Before starting work on your new workplace training programme, you should conduct a training audit . You’ll need to identify the training needs of both the company and your employees – so you can present the case for investment to senior leaders, and properly engage learners with the benefits of participating in the programme once it’s launched. Check for any inefficiencies that can be improved by training, and present what training could be like – and deliver – for your business.
You’ll need to develop learning objectives as you should know what training needs to achieve for it to be effective. These objectives should state what each learner will know and can complete after training compared with before, and have measurable steps that employees can aim for to achieve an overall goal. You should also do this for your business as a whole, so you can measure and report on the programme’s overall impact. Developing these objectives will help keep you on track while you design the training programme, and afterwards as you deliver and implement it.

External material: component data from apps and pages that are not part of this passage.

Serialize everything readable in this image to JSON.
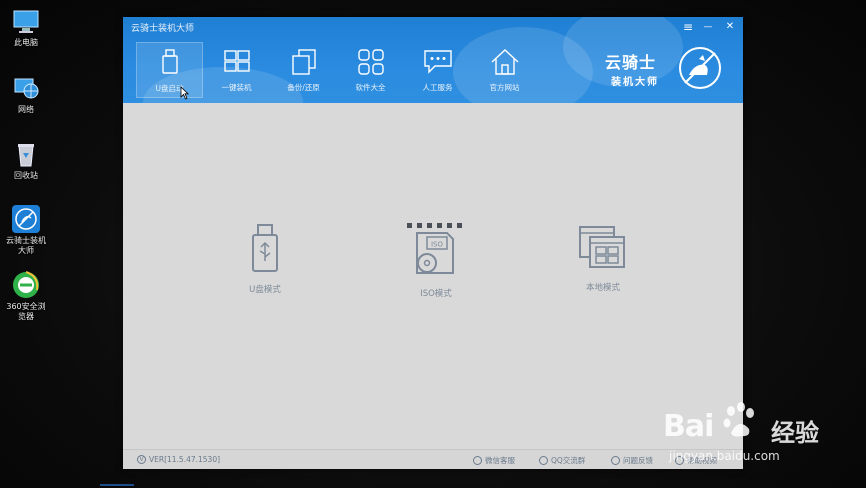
{
  "desktop": {
    "icons": [
      {
        "label": "此电脑"
      },
      {
        "label": "网络"
      },
      {
        "label": "回收站"
      },
      {
        "label": "云骑士装机大师"
      },
      {
        "label": "360安全浏览器"
      }
    ]
  },
  "app": {
    "title": "云骑士装机大师",
    "controls": {
      "menu": "≡",
      "minimize": "—",
      "close": "✕"
    },
    "nav": [
      {
        "label": "U盘启动",
        "icon": "usb-icon",
        "active": true
      },
      {
        "label": "一键装机",
        "icon": "windows-icon"
      },
      {
        "label": "备份/还原",
        "icon": "backup-icon"
      },
      {
        "label": "软件大全",
        "icon": "apps-icon"
      },
      {
        "label": "人工服务",
        "icon": "chat-icon"
      },
      {
        "label": "官方网站",
        "icon": "home-icon"
      }
    ],
    "logo": {
      "line1": "云骑士",
      "line2": "装机大师"
    },
    "modes": [
      {
        "label": "U盘模式",
        "icon": "usb-drive-icon"
      },
      {
        "label": "ISO模式",
        "icon": "iso-disc-icon",
        "iso_text": "ISO"
      },
      {
        "label": "本地模式",
        "icon": "local-windows-icon"
      }
    ],
    "status": {
      "version_badge": "V",
      "version": "VER[11.5.47.1530]",
      "wechat": "微信客服",
      "qq": "QQ交流群",
      "feedback": "问题反馈",
      "last": "帮助视频"
    }
  },
  "watermark": {
    "brand": "Bai",
    "jingyan": "经验",
    "url": "jingyan.baidu.com"
  },
  "colors": {
    "header_blue": "#2a8be0",
    "content_gray": "#d9d9d9",
    "mode_gray": "#7e8a99"
  }
}
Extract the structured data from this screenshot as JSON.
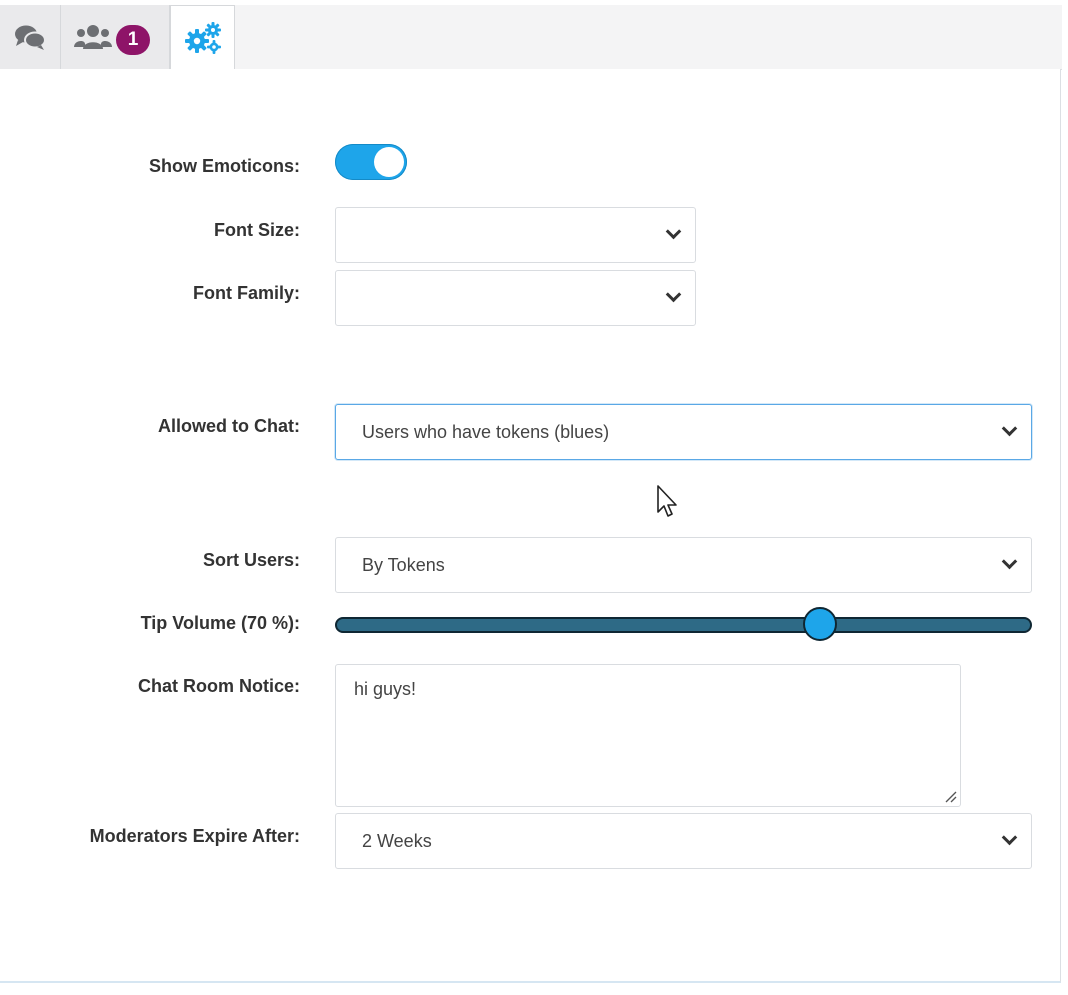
{
  "tabs": {
    "chat_icon": "chat-bubbles-icon",
    "users_icon": "users-icon",
    "users_badge": "1",
    "settings_icon": "gears-icon",
    "active": "settings"
  },
  "settings": {
    "show_emoticons": {
      "label": "Show Emoticons:",
      "enabled": true
    },
    "font_size": {
      "label": "Font Size:",
      "value": ""
    },
    "font_family": {
      "label": "Font Family:",
      "value": ""
    },
    "allowed_to_chat": {
      "label": "Allowed to Chat:",
      "value": "Users who have tokens (blues)"
    },
    "sort_users": {
      "label": "Sort Users:",
      "value": "By Tokens"
    },
    "tip_volume": {
      "label": "Tip Volume (70 %):",
      "percent": 70
    },
    "chat_room_notice": {
      "label": "Chat Room Notice:",
      "value": "hi guys!"
    },
    "moderators_expire": {
      "label": "Moderators Expire After:",
      "value": "2 Weeks"
    }
  },
  "colors": {
    "accent": "#1ea5ea",
    "badge": "#8e1468",
    "slider_track": "#2e6a86"
  }
}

Make sure your staff training programme allows employees to learn in a way that will keep them engaged and enthusiastic. This training should be self-directed, be relevant to the learner’s objectives, and be goal-oriented – plus match your company’s learning aims. And, as your employees will have plenty of experiences to refer from, this can help them decide on future training.
Once you’ve created your training programme, you’ll need to keep track of activities and check employees are progressing through the correct modules: learning management system software is an ideal tool for capturing these records. You should also get feedback from those who have completed programmes: this will enable you to modify and expand your training offer as necessary, while you can also measure the efficacy of training for specific roles (such as sales or production, for example). Review your training programme regularly to check it’s functioning correctly, is being completed, and is effective.
While a workplace training programme may be the key to success for your business and employees, it needs to be implemented in a way that benefits everyone. It should include new and current colleagues, offering them an opportunity to acquire and develop skills – which will help your business outperform your competition. Once you know what your goals are, you can track and improve training as you get feedback from learners.
You should ensure you use the correct training programmes for your audience, so consider requesting a demonstration of Digits LMS to assess its benefits and check if it’ll be a good addition to your organisation. Download our brochure for more information on how our learning management system can help you work towards creating an effective workplace training programme that will lead to skilled, knowledgeable employees and a successful business.